Background: Multiple Sclerosis (MS) is a neurological condition resulting in a number of clinical manifestations including pain. Specifically, low back pain (LBP) of musculoskeletal origin has been reported to occur in 10-20% of individuals with MS. Limited research exists to guide the clinician in the management and treatment of LBP in the MS population. The purpose of this case study is to describe an individualized, orthopedic, evidenced-based approach used to treat an individual with significant disability due to MS and a primary complaint of chronic LBP.

Case Description: The participant was a 48-year-old male with a diagnosis of relapsing-remitting MS (Expanded Disability Status Scale (EDSS): 6.0), primary complaint of chronic LBP, and patho-anatomical diagnosis of spinal stenosis. The participant elected to undergo an 8-week individualized exercise program with a primary focus of improving upon his LBP symptoms. Interventions included a four-fold orthopedic, evidenced- based approach consisting of patient education, manual therapy, exercise and aerobic exercise.

Outcomes: The participant demonstrated improvements in all physical outcome measures consisting of: Timed Up and Go, 30-second chair stand test, Berg Balance Scale, and the 6- minute walk. Statistically significant changes were observed in all measures but the 6-minute walk.
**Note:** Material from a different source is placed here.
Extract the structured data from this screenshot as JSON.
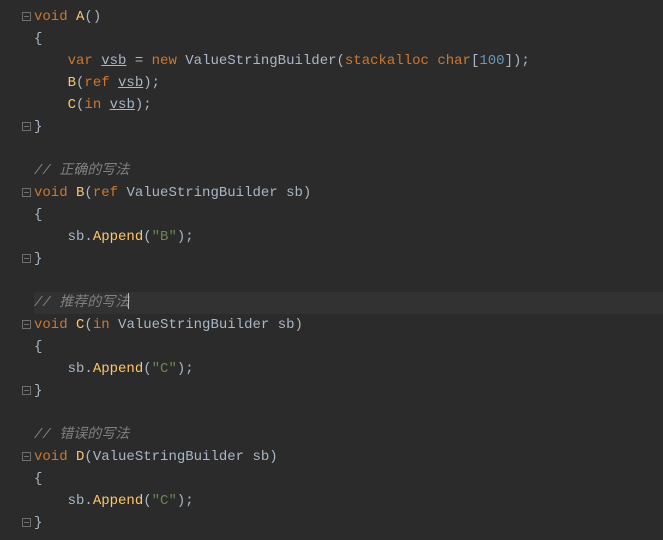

Conclusion: A program with a primary focus of spinal stabilization exercises in modified positions and participant education appeared to be the most effective intervention for this individual. Future research examining the effectiveness of physical therapy interventions directed at improving LBP in the MS population is needed.